Marital discord is well researched and has a significant amount of literature that addresses many areas of a relationship. These studies include the issues of parenting, finances, diversity issues and the acceptance of each other through clinical intervention. However, there is very little research on what makes a couple stay together when they have the same issues as couples that divorce. Using a phenomenological study, I addressed this question.

The criteria for the study included couples needing to score above 60 on the Couples Satisfaction Index (CSI) Questionnaire, a 16-item questionnaire that asked the couple members to report on different areas of their couple relationship such as needs, expectations, level of comfort, etc., in order to assess their satisfaction with their relationship (Funk & Rogge, 2007). The couples in the study had children and came from different walks of life and different ethnic and financial backgrounds. None of the couples had even been in psychotherapy for marital issues. All the couples had been married for over 16 years.

At the end of the study no matter what their backgrounds were, there were similarities that kept their unions intact. The rules they all followed made their unions survive difficult times and helped them stay together and work towards harmony and a stronger relationship.

These 6 rules helped them work through the issues and ride the wave of discourse that every union has, but in addition helped them build a better relationship with each other and their family.

Rule #1: They organized their finances early in their union and had an understanding and an acceptance of each other’s role in financial management.

Financial decision making is one of the most difficult areas of a relationship. Both members of the union come with their own set of what spending looks like. One member might have grown up in poverty and wants to spend all they make; the other might have grown up in a household where spending was viewed from a more conservative lens. In this case, if they had not discussed what money means in their relationship then they are in for a difficult ride.

Rule #2: They had an acceptance through tolerance of the role of extended family and an understanding that the couple relationship came first.

Even with healthy, extended family, there is always a grey area. Couples can see each other’s family members as helpful, over-protective or interfering. There are no relationships where the understanding of family involvement is completely established. In some cases, a partner might allow an extended family member to supersede the needs of the couple. This only builds animosity.

Rule #3: They agreed to make the rules for the kids that work for both, and agreed to uphold the rules.

Parenting is tough! In this research, it was established to be the place where most couples had their greatest disagreements. No one has a playbook. When you add all the stressors of life, it is much harder to be consistent. In addition, couples are trying to hang on to a romantic relationship. We do know children respond better when there is consistency in the rules and expectations.

Rule #4: The family comes first; time together at home and during outside activities, was experienced as a family when possible.

It is very easy to get caught up in the busyness of life. Most couples are juggling work, family, and often both partners work outside the home.

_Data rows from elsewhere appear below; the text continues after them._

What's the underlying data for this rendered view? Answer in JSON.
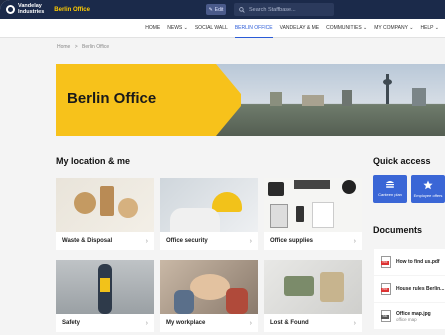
{
  "header": {
    "logo_line1": "Vandelay",
    "logo_line2": "Industries",
    "site_name": "Berlin Office",
    "edit_label": "Edit",
    "search_placeholder": "Search Staffbase..."
  },
  "nav": {
    "items": [
      {
        "label": "HOME"
      },
      {
        "label": "NEWS ⌄"
      },
      {
        "label": "SOCIAL WALL"
      },
      {
        "label": "BERLIN OFFICE",
        "active": true
      },
      {
        "label": "VANDELAY & ME"
      },
      {
        "label": "COMMUNITIES ⌄"
      },
      {
        "label": "MY COMPANY ⌄"
      },
      {
        "label": "HELP ⌄"
      }
    ]
  },
  "breadcrumb": {
    "home": "Home",
    "sep": ">",
    "current": "Berlin Office"
  },
  "hero": {
    "title": "Berlin Office",
    "accent": "#f7c21b"
  },
  "location": {
    "title": "My location & me",
    "tiles": [
      {
        "label": "Waste & Disposal"
      },
      {
        "label": "Office security"
      },
      {
        "label": "Office supplies"
      },
      {
        "label": "Safety"
      },
      {
        "label": "My workplace"
      },
      {
        "label": "Lost & Found"
      }
    ]
  },
  "quick_access": {
    "title": "Quick access",
    "items": [
      {
        "label": "Canteen plan",
        "icon": "burger-icon"
      },
      {
        "label": "Employee offers",
        "icon": "star-icon"
      }
    ]
  },
  "documents": {
    "title": "Documents",
    "items": [
      {
        "name": "How to find us.pdf",
        "sub": "",
        "type": "PDF"
      },
      {
        "name": "House rules Berlin...",
        "sub": "",
        "type": "PDF"
      },
      {
        "name": "Office map.jpg",
        "sub": "office map",
        "type": "IMG"
      }
    ]
  },
  "colors": {
    "nav_bg": "#1b2a4a",
    "accent_blue": "#3a66d6",
    "brand_yellow": "#ffcc00"
  }
}
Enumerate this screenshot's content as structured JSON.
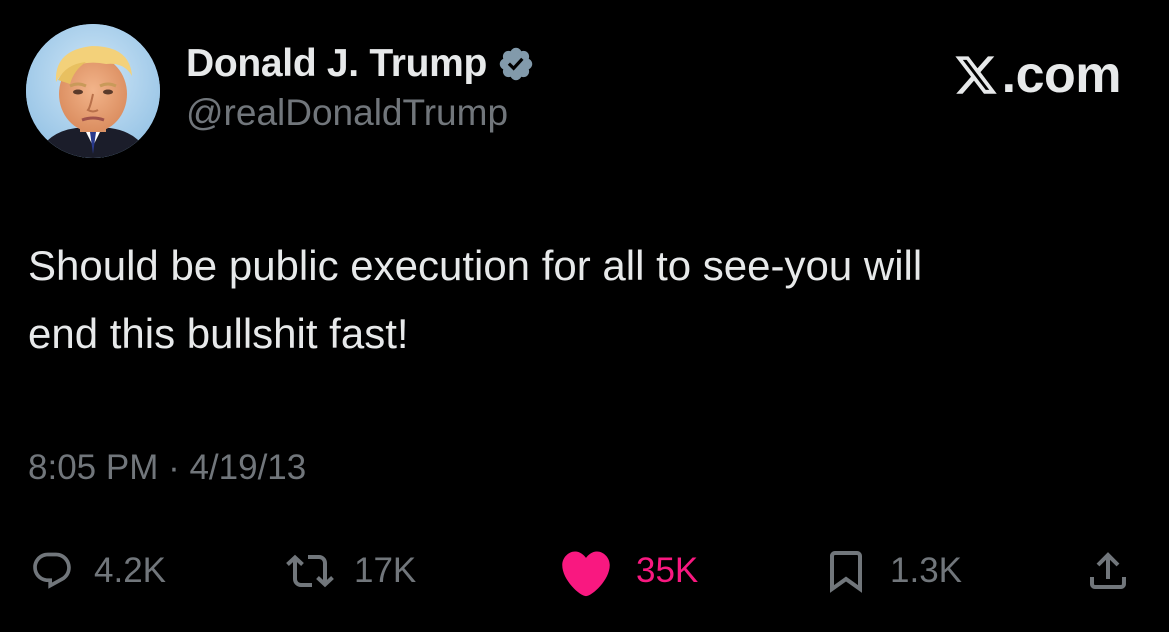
{
  "author": {
    "display_name": "Donald J. Trump",
    "handle": "@realDonaldTrump",
    "verified": true,
    "avatar_icon": "profile-photo"
  },
  "brand": {
    "logo_icon": "x-logo-icon",
    "text": ".com"
  },
  "tweet": {
    "text": "Should be public execution for all to see-you will\nend this bullshit fast!",
    "timestamp": "8:05 PM · 4/19/13"
  },
  "actions": {
    "replies": {
      "icon": "reply-icon",
      "count": "4.2K"
    },
    "reposts": {
      "icon": "repost-icon",
      "count": "17K"
    },
    "likes": {
      "icon": "heart-icon",
      "count": "35K",
      "liked": true
    },
    "bookmarks": {
      "icon": "bookmark-icon",
      "count": "1.3K"
    },
    "share": {
      "icon": "share-icon"
    }
  },
  "colors": {
    "background": "#000000",
    "primary_text": "#e7e9ea",
    "secondary_text": "#71767b",
    "like_pink": "#f91880",
    "verified_badge": "#829aab"
  }
}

When they are at home, there are all the things that need to get done! When is their time to be tighter as a family? It is important to find that balance and the one that fits your family.

Rule #5: Understanding, accepting, compromising and conceding are positive in the relationship. The relationship was not about losing but preserving the relationship.

This is where couples often have the hardest time. With different ideas and beliefs that were established in our own family of origin, couples enter the arena of a relationship with differences that often pull them apart. It is easy to want to win, and often couples don’t see it about winning but being right. However, the relationship must have the foundation that it comes first and being right comes in second place.

The couples in this study often compromised for the good of the union — and not by submissive compromise, but by preservation of the union. Compromising was about winning and winning meant the relationship was safe and fulfilling. Compromising is not about giving in, but rather about choice. It is not about changing the other person, but about acceptance through tolerance. All couples have their own personalities and idiosyncrasies and the blend of awareness and understanding from each member of the union makes it possible to work through the disagreements and problems. And come out on the other side in one piece.

Rule #6: Remembering the past and how they came together as a way to accept their differences.

The major culprit in divorce is differences! Some unions need to end for good reasons, but so many end because of differences that have not been worked out or understood. These differences start the fire that ends the relationship.

Differences often breed anger, contempt, and the decision to leave. Differences are about who we are, what we believe, and what we learned before we entered the relationship. Often these differences can seem like a personal attack or a planned attack by your partner, but often it is just how YOU see things. The person you joined with in this union is often the person you have lost sight of when there is discourse. A quality you might have been drawn to now becomes an irritation rather than a difference.